**EXERCISE BRIEF:** Within the records, say how many lines include the word "data"; the answer should be the number and no more.

Start of SUPPLIED INFORMATION

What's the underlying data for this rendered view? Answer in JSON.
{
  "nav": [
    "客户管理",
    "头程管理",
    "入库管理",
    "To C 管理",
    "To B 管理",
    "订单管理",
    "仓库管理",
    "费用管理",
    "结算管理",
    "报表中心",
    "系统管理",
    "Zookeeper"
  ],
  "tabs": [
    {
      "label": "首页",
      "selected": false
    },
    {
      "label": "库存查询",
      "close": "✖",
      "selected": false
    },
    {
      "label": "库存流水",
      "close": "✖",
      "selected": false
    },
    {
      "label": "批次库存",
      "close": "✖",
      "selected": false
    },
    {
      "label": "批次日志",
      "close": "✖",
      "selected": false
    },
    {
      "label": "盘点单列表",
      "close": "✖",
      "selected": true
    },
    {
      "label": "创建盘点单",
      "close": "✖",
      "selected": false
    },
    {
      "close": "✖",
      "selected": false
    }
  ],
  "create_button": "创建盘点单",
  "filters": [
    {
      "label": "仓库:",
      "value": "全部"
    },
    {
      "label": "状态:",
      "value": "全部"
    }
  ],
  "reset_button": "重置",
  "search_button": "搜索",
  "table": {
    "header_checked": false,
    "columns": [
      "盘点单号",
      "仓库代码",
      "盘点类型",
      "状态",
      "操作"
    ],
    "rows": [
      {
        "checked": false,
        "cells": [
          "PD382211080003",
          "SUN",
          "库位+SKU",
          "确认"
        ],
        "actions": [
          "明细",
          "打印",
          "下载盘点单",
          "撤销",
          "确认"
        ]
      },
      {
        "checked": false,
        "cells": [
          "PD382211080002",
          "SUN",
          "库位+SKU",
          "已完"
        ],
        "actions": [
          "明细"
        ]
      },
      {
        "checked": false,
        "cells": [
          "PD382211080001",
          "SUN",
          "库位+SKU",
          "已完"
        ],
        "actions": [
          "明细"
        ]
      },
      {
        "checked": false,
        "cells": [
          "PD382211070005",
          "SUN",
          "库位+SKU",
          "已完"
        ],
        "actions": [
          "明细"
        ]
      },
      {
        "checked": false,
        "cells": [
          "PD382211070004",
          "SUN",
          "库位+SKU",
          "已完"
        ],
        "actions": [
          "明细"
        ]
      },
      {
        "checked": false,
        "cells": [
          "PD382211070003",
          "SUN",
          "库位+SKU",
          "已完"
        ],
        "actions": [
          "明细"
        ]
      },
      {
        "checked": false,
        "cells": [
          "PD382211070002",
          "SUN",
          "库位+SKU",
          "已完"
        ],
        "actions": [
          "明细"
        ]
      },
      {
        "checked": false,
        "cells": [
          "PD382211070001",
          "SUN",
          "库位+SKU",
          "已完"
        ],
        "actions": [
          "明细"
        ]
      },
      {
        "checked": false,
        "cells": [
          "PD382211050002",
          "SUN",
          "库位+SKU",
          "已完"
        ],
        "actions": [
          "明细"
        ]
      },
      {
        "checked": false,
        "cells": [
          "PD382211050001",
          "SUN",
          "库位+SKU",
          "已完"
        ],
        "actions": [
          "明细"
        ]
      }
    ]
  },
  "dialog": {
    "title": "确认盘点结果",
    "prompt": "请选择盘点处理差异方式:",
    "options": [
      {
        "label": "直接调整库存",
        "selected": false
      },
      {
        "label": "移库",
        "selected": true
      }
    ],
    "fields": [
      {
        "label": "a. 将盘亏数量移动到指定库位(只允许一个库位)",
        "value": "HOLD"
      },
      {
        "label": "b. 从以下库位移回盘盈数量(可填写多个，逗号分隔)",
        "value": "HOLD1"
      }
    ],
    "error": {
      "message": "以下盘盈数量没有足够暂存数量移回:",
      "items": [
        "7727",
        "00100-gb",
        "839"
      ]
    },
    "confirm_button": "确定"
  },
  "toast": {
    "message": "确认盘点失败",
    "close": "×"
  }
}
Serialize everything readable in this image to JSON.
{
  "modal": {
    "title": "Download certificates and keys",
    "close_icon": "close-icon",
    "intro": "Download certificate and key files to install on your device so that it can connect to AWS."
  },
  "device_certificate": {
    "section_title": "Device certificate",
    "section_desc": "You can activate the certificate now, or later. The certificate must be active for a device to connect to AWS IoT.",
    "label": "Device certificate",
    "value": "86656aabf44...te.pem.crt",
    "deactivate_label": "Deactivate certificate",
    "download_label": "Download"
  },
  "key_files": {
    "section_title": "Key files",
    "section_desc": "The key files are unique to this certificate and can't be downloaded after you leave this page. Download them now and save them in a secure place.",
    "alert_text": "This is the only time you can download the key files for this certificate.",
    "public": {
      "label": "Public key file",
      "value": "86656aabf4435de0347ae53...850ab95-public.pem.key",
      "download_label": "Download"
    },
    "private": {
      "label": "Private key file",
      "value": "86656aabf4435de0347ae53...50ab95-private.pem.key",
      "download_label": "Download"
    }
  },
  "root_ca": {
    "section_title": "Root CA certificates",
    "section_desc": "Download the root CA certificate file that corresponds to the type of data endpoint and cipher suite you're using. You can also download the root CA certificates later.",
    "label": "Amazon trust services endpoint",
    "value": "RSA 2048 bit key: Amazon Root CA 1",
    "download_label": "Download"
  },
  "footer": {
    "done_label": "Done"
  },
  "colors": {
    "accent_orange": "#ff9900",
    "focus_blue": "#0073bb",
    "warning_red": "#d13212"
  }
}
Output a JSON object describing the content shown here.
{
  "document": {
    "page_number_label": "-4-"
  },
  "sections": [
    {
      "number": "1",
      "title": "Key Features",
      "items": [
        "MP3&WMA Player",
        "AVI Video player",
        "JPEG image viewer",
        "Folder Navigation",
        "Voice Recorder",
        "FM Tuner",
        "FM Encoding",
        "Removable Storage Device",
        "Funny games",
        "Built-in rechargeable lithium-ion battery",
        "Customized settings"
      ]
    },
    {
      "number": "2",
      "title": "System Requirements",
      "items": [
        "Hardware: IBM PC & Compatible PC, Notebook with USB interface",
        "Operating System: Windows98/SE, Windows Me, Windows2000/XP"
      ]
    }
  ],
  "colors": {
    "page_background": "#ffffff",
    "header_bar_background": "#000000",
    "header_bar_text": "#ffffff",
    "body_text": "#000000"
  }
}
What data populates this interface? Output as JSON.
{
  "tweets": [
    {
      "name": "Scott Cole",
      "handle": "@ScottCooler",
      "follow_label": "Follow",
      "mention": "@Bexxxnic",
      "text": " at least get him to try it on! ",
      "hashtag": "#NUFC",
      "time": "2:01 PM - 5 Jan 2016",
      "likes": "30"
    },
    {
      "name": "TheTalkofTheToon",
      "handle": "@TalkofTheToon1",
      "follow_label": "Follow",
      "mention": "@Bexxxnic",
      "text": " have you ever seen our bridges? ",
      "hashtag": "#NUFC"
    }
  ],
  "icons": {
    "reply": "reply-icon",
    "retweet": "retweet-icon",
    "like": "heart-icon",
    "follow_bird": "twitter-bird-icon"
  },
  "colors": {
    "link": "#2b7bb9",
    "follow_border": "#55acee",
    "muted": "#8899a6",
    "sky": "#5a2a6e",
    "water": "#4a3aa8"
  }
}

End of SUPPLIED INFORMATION

**ANSWER FOR THIS EXERCISE:** 3